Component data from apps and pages

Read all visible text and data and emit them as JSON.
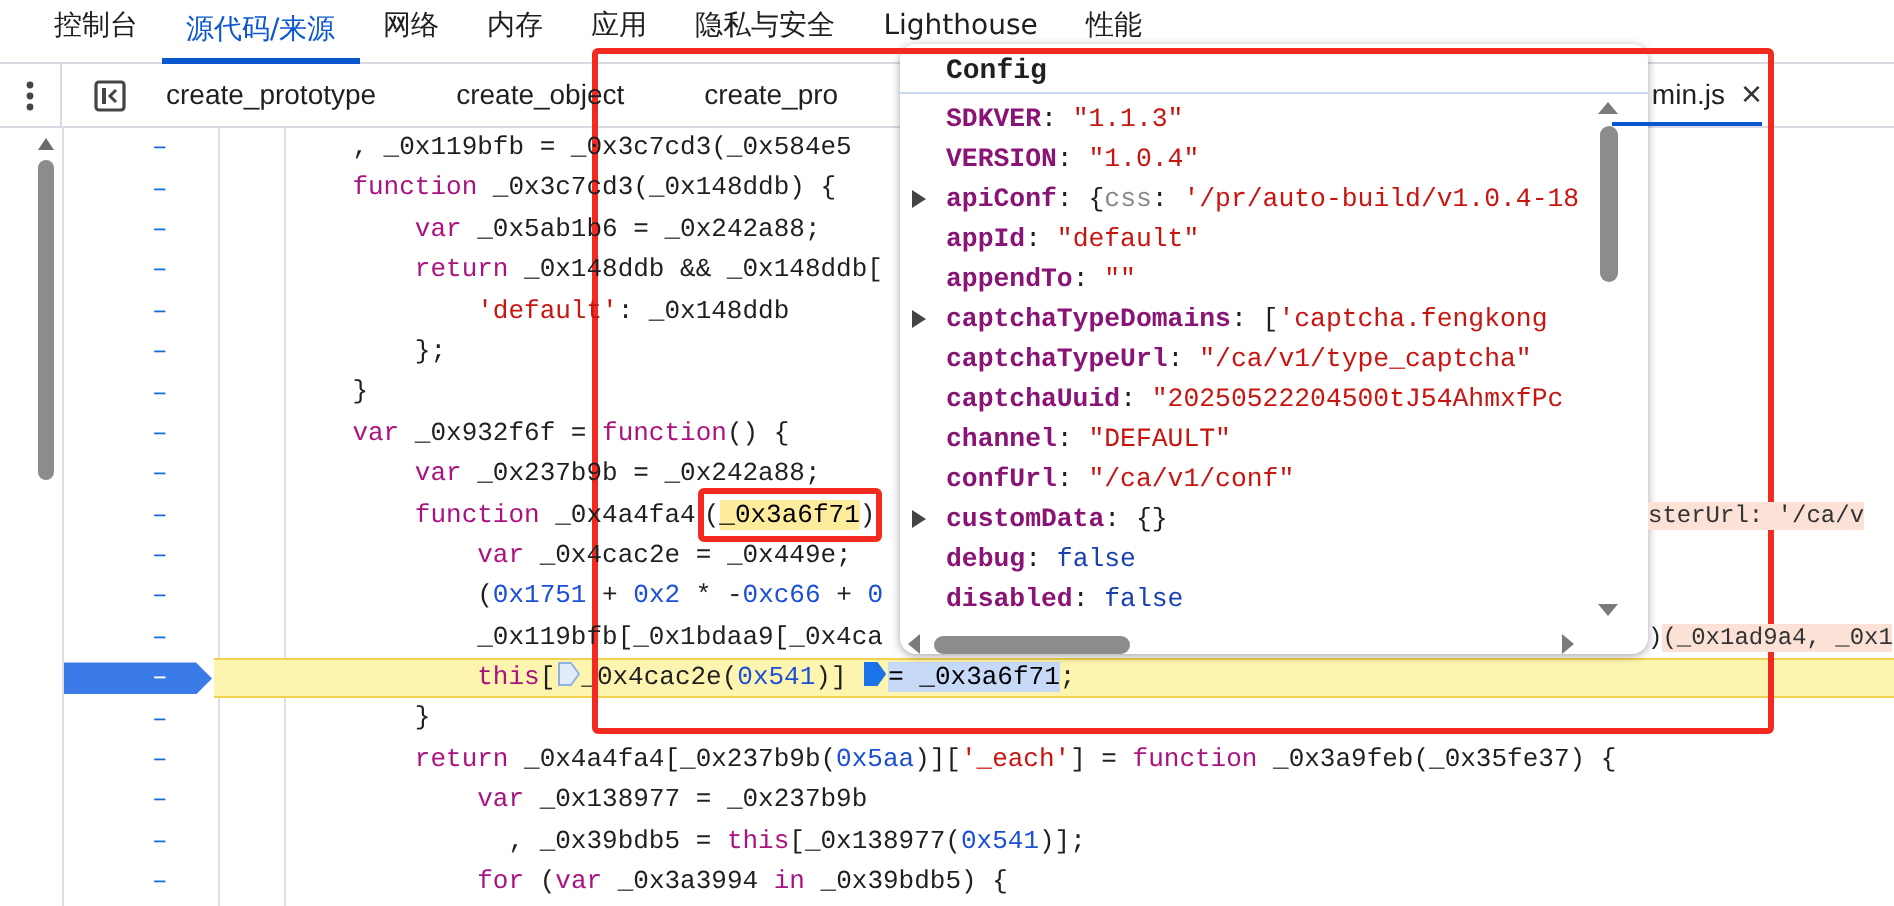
{
  "main_tabs": [
    {
      "label": "控制台",
      "selected": false
    },
    {
      "label": "源代码/来源",
      "selected": true
    },
    {
      "label": "网络",
      "selected": false
    },
    {
      "label": "内存",
      "selected": false
    },
    {
      "label": "应用",
      "selected": false
    },
    {
      "label": "隐私与安全",
      "selected": false
    },
    {
      "label": "Lighthouse",
      "selected": false
    },
    {
      "label": "性能",
      "selected": false
    }
  ],
  "file_tabs": [
    {
      "label": "create_prototype",
      "selected": false
    },
    {
      "label": "create_object",
      "selected": false
    },
    {
      "label": "create_pro",
      "selected": false
    },
    {
      "label": "min.js",
      "selected": true,
      "close": "×"
    }
  ],
  "code_lines": [
    {
      "gutter": "–",
      "paused": false,
      "parts": [
        {
          "kind": "txt",
          "text": "    , _0x119bfb = _0x3c7cd3(_0x584e5"
        }
      ]
    },
    {
      "gutter": "–",
      "paused": false,
      "parts": [
        {
          "kind": "kw",
          "text": "    function"
        },
        {
          "kind": "txt",
          "text": " _0x3c7cd3(_0x148ddb) {"
        }
      ]
    },
    {
      "gutter": "–",
      "paused": false,
      "parts": [
        {
          "kind": "kw",
          "text": "        var"
        },
        {
          "kind": "txt",
          "text": " _0x5ab1b6 = _0x242a88;"
        }
      ]
    },
    {
      "gutter": "–",
      "paused": false,
      "parts": [
        {
          "kind": "kw",
          "text": "        return"
        },
        {
          "kind": "txt",
          "text": " _0x148ddb && _0x148ddb["
        }
      ]
    },
    {
      "gutter": "–",
      "paused": false,
      "parts": [
        {
          "kind": "str",
          "text": "            'default'"
        },
        {
          "kind": "txt",
          "text": ": _0x148ddb"
        }
      ]
    },
    {
      "gutter": "–",
      "paused": false,
      "parts": [
        {
          "kind": "txt",
          "text": "        };"
        }
      ]
    },
    {
      "gutter": "–",
      "paused": false,
      "parts": [
        {
          "kind": "txt",
          "text": "    }"
        }
      ]
    },
    {
      "gutter": "–",
      "paused": false,
      "parts": [
        {
          "kind": "kw",
          "text": "    var"
        },
        {
          "kind": "txt",
          "text": " _0x932f6f = "
        },
        {
          "kind": "kw",
          "text": "function"
        },
        {
          "kind": "txt",
          "text": "() {"
        }
      ]
    },
    {
      "gutter": "–",
      "paused": false,
      "parts": [
        {
          "kind": "kw",
          "text": "        var"
        },
        {
          "kind": "txt",
          "text": " _0x237b9b = _0x242a88;"
        }
      ]
    },
    {
      "gutter": "–",
      "paused": false,
      "parts": [
        {
          "kind": "kw",
          "text": "        function"
        },
        {
          "kind": "txt",
          "text": " _0x4a4fa4"
        },
        {
          "kind": "framed",
          "parts": [
            {
              "kind": "txt",
              "text": "("
            },
            {
              "kind": "match",
              "text": "_0x3a6f71"
            },
            {
              "kind": "txt",
              "text": ")"
            }
          ]
        }
      ],
      "tail": [
        {
          "kind": "inline",
          "text": "sterUrl: '/ca/v"
        }
      ]
    },
    {
      "gutter": "–",
      "paused": false,
      "parts": [
        {
          "kind": "kw",
          "text": "            var"
        },
        {
          "kind": "txt",
          "text": " _0x4cac2e = _0x449e;"
        }
      ]
    },
    {
      "gutter": "–",
      "paused": false,
      "parts": [
        {
          "kind": "txt",
          "text": "            ("
        },
        {
          "kind": "num",
          "text": "0x1751"
        },
        {
          "kind": "txt",
          "text": " + "
        },
        {
          "kind": "num",
          "text": "0x2"
        },
        {
          "kind": "txt",
          "text": " * -"
        },
        {
          "kind": "num",
          "text": "0xc66"
        },
        {
          "kind": "txt",
          "text": " + "
        },
        {
          "kind": "num",
          "text": "0"
        }
      ]
    },
    {
      "gutter": "–",
      "paused": false,
      "parts": [
        {
          "kind": "txt",
          "text": "            _0x119bfb[_0x1bdaa9[_0x4ca"
        }
      ],
      "tail": [
        {
          "kind": "txt",
          "text": ")"
        },
        {
          "kind": "inline",
          "text": "(_0x1ad9a4, _0x1"
        }
      ]
    },
    {
      "gutter": "–",
      "paused": true,
      "parts": [
        {
          "kind": "kw",
          "text": "            this"
        },
        {
          "kind": "txt",
          "text": "["
        },
        {
          "kind": "bp",
          "active": false
        },
        {
          "kind": "txt",
          "text": "_0x4cac2e("
        },
        {
          "kind": "num",
          "text": "0x541"
        },
        {
          "kind": "txt",
          "text": ")] "
        },
        {
          "kind": "bp",
          "active": true
        },
        {
          "kind": "sel",
          "text": "= _0x3a6f71"
        },
        {
          "kind": "txt",
          "text": ";"
        }
      ]
    },
    {
      "gutter": "–",
      "paused": false,
      "parts": [
        {
          "kind": "txt",
          "text": "        }"
        }
      ]
    },
    {
      "gutter": "–",
      "paused": false,
      "parts": [
        {
          "kind": "kw",
          "text": "        return"
        },
        {
          "kind": "txt",
          "text": " _0x4a4fa4[_0x237b9b("
        },
        {
          "kind": "num",
          "text": "0x5aa"
        },
        {
          "kind": "txt",
          "text": ")]["
        },
        {
          "kind": "str",
          "text": "'_each'"
        },
        {
          "kind": "txt",
          "text": "] = "
        },
        {
          "kind": "kw",
          "text": "function"
        },
        {
          "kind": "txt",
          "text": " _0x3a9feb(_0x35fe37) {"
        }
      ]
    },
    {
      "gutter": "–",
      "paused": false,
      "parts": [
        {
          "kind": "kw",
          "text": "            var"
        },
        {
          "kind": "txt",
          "text": " _0x138977 = _0x237b9b"
        }
      ]
    },
    {
      "gutter": "–",
      "paused": false,
      "parts": [
        {
          "kind": "txt",
          "text": "              , _0x39bdb5 = "
        },
        {
          "kind": "kw",
          "text": "this"
        },
        {
          "kind": "txt",
          "text": "[_0x138977("
        },
        {
          "kind": "num",
          "text": "0x541"
        },
        {
          "kind": "txt",
          "text": ")];"
        }
      ]
    },
    {
      "gutter": "–",
      "paused": false,
      "parts": [
        {
          "kind": "kw",
          "text": "            for"
        },
        {
          "kind": "txt",
          "text": " ("
        },
        {
          "kind": "kw",
          "text": "var"
        },
        {
          "kind": "txt",
          "text": " _0x3a3994 "
        },
        {
          "kind": "kw",
          "text": "in"
        },
        {
          "kind": "txt",
          "text": " _0x39bdb5) {"
        }
      ]
    }
  ],
  "popover": {
    "title": "Config",
    "properties": [
      {
        "expandable": false,
        "parts": [
          {
            "kind": "key",
            "text": "SDKVER"
          },
          {
            "kind": "txt",
            "text": ": "
          },
          {
            "kind": "str",
            "text": "\"1.1.3\""
          }
        ]
      },
      {
        "expandable": false,
        "parts": [
          {
            "kind": "key",
            "text": "VERSION"
          },
          {
            "kind": "txt",
            "text": ": "
          },
          {
            "kind": "str",
            "text": "\"1.0.4\""
          }
        ]
      },
      {
        "expandable": true,
        "parts": [
          {
            "kind": "key",
            "text": "apiConf"
          },
          {
            "kind": "txt",
            "text": ": {"
          },
          {
            "kind": "dim",
            "text": "css"
          },
          {
            "kind": "txt",
            "text": ": "
          },
          {
            "kind": "str",
            "text": "'/pr/auto-build/v1.0.4-18"
          }
        ]
      },
      {
        "expandable": false,
        "parts": [
          {
            "kind": "key",
            "text": "appId"
          },
          {
            "kind": "txt",
            "text": ": "
          },
          {
            "kind": "str",
            "text": "\"default\""
          }
        ]
      },
      {
        "expandable": false,
        "parts": [
          {
            "kind": "key",
            "text": "appendTo"
          },
          {
            "kind": "txt",
            "text": ": "
          },
          {
            "kind": "str",
            "text": "\"\""
          }
        ]
      },
      {
        "expandable": true,
        "parts": [
          {
            "kind": "key",
            "text": "captchaTypeDomains"
          },
          {
            "kind": "txt",
            "text": ": ["
          },
          {
            "kind": "str",
            "text": "'captcha.fengkong"
          }
        ]
      },
      {
        "expandable": false,
        "parts": [
          {
            "kind": "key",
            "text": "captchaTypeUrl"
          },
          {
            "kind": "txt",
            "text": ": "
          },
          {
            "kind": "str",
            "text": "\"/ca/v1/type_captcha\""
          }
        ]
      },
      {
        "expandable": false,
        "parts": [
          {
            "kind": "key",
            "text": "captchaUuid"
          },
          {
            "kind": "txt",
            "text": ": "
          },
          {
            "kind": "str",
            "text": "\"20250522204500tJ54AhmxfPc"
          }
        ]
      },
      {
        "expandable": false,
        "parts": [
          {
            "kind": "key",
            "text": "channel"
          },
          {
            "kind": "txt",
            "text": ": "
          },
          {
            "kind": "str",
            "text": "\"DEFAULT\""
          }
        ]
      },
      {
        "expandable": false,
        "parts": [
          {
            "kind": "key",
            "text": "confUrl"
          },
          {
            "kind": "txt",
            "text": ": "
          },
          {
            "kind": "str",
            "text": "\"/ca/v1/conf\""
          }
        ]
      },
      {
        "expandable": true,
        "parts": [
          {
            "kind": "key",
            "text": "customData"
          },
          {
            "kind": "txt",
            "text": ": {}"
          }
        ]
      },
      {
        "expandable": false,
        "parts": [
          {
            "kind": "key",
            "text": "debug"
          },
          {
            "kind": "txt",
            "text": ": "
          },
          {
            "kind": "bool",
            "text": "false"
          }
        ]
      },
      {
        "expandable": false,
        "parts": [
          {
            "kind": "key",
            "text": "disabled"
          },
          {
            "kind": "txt",
            "text": ": "
          },
          {
            "kind": "bool",
            "text": "false"
          }
        ]
      }
    ]
  },
  "annotation_frames": [
    {
      "kind": "rectangle"
    }
  ]
}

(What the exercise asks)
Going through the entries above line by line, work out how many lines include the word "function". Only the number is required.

(Response area)
4